## Your task
Search the entries below for "placeholder", and copy each line where it appears.

## Supplied material
####
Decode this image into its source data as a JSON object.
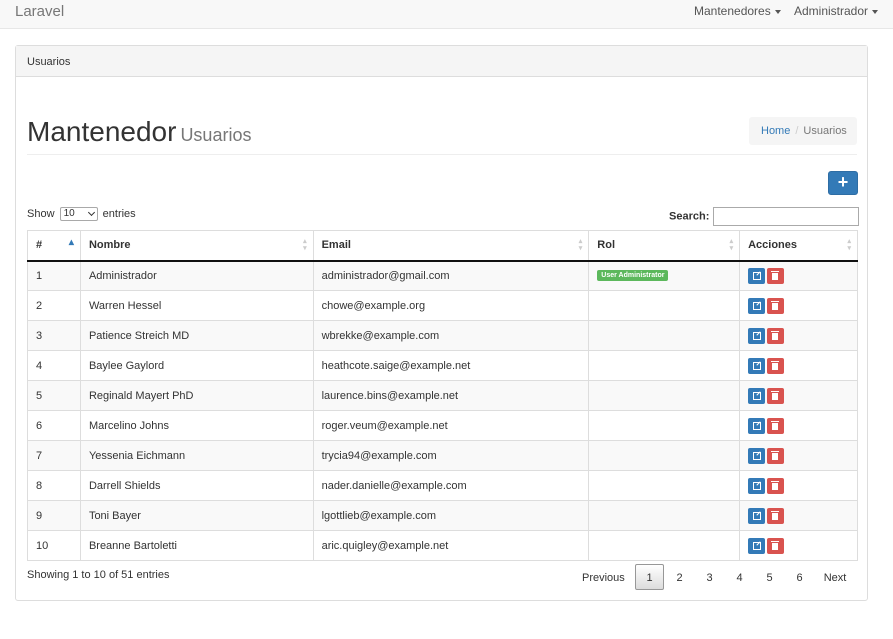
{
  "navbar": {
    "brand": "Laravel",
    "menus": [
      {
        "label": "Mantenedores"
      },
      {
        "label": "Administrador"
      }
    ]
  },
  "panel": {
    "heading": "Usuarios",
    "title": "Mantenedor",
    "subtitle": "Usuarios",
    "breadcrumb": {
      "home": "Home",
      "current": "Usuarios"
    },
    "add_button_icon": "plus-icon"
  },
  "controls": {
    "show_label": "Show",
    "entries_value": "10",
    "entries_label": "entries",
    "search_label": "Search:",
    "search_value": ""
  },
  "table": {
    "columns": [
      "#",
      "Nombre",
      "Email",
      "Rol",
      "Acciones"
    ],
    "rows": [
      {
        "id": "1",
        "name": "Administrador",
        "email": "administrador@gmail.com",
        "role": "User Administrator"
      },
      {
        "id": "2",
        "name": "Warren Hessel",
        "email": "chowe@example.org",
        "role": ""
      },
      {
        "id": "3",
        "name": "Patience Streich MD",
        "email": "wbrekke@example.com",
        "role": ""
      },
      {
        "id": "4",
        "name": "Baylee Gaylord",
        "email": "heathcote.saige@example.net",
        "role": ""
      },
      {
        "id": "5",
        "name": "Reginald Mayert PhD",
        "email": "laurence.bins@example.net",
        "role": ""
      },
      {
        "id": "6",
        "name": "Marcelino Johns",
        "email": "roger.veum@example.net",
        "role": ""
      },
      {
        "id": "7",
        "name": "Yessenia Eichmann",
        "email": "trycia94@example.com",
        "role": ""
      },
      {
        "id": "8",
        "name": "Darrell Shields",
        "email": "nader.danielle@example.com",
        "role": ""
      },
      {
        "id": "9",
        "name": "Toni Bayer",
        "email": "lgottlieb@example.com",
        "role": ""
      },
      {
        "id": "10",
        "name": "Breanne Bartoletti",
        "email": "aric.quigley@example.net",
        "role": ""
      }
    ],
    "action_icons": [
      "edit-icon",
      "trash-icon"
    ]
  },
  "footer": {
    "info": "Showing 1 to 10 of 51 entries",
    "pagination": {
      "previous": "Previous",
      "pages": [
        "1",
        "2",
        "3",
        "4",
        "5",
        "6"
      ],
      "active": "1",
      "next": "Next"
    }
  },
  "colors": {
    "primary": "#337ab7",
    "danger": "#d9534f",
    "success": "#5cb85c"
  }
}
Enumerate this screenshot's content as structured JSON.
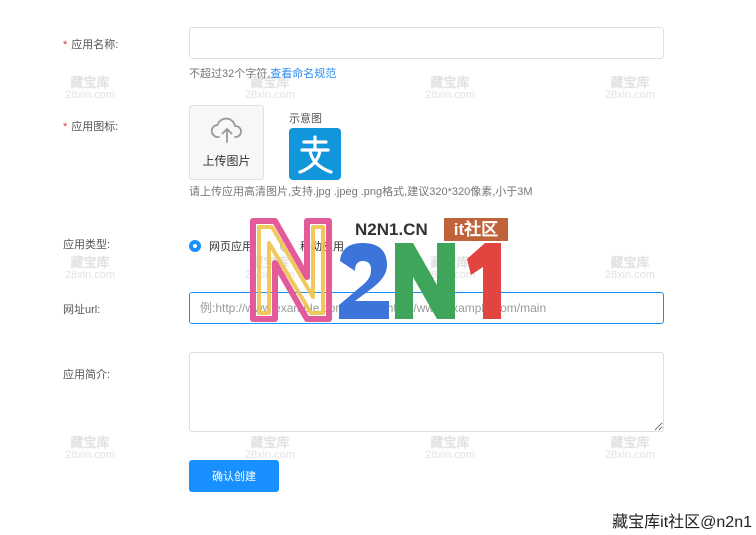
{
  "form": {
    "app_name": {
      "required_mark": "*",
      "label": "应用名称:",
      "value": "",
      "placeholder": "",
      "hint": "不超过32个字符,",
      "hint_link": "查看命名规范"
    },
    "app_icon": {
      "required_mark": "*",
      "label": "应用图标:",
      "upload_label": "上传图片",
      "example_label": "示意图",
      "hint": "请上传应用高清图片,支持.jpg .jpeg .png格式,建议320*320像素,小于3M"
    },
    "app_type": {
      "label": "应用类型:",
      "options": [
        {
          "label": "网页应用",
          "selected": true
        },
        {
          "label": "移动应用",
          "selected": false
        }
      ]
    },
    "url": {
      "label": "网址url:",
      "value": "",
      "placeholder": "例:http://www.example.com/main或http://www.example.com/main"
    },
    "intro": {
      "label": "应用简介:",
      "value": ""
    },
    "submit_label": "确认创建"
  },
  "watermarks": {
    "tile_line1": "藏宝库",
    "tile_line2": "28xin.com",
    "brand_text": "N2N1.CN",
    "brand_tag": "it社区",
    "footer": "藏宝库it社区@n2n1"
  },
  "colors": {
    "primary": "#1890ff",
    "required": "#e4393c",
    "link": "#2d8cf0",
    "example_icon_bg": "#1296db"
  },
  "icons": {
    "upload": "cloud-upload-icon",
    "example": "alipay-icon"
  }
}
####
## Response to this exercise
      "placeholder": "",
      "placeholder": "例:http://www.example.com/main或http://www.example.com/main"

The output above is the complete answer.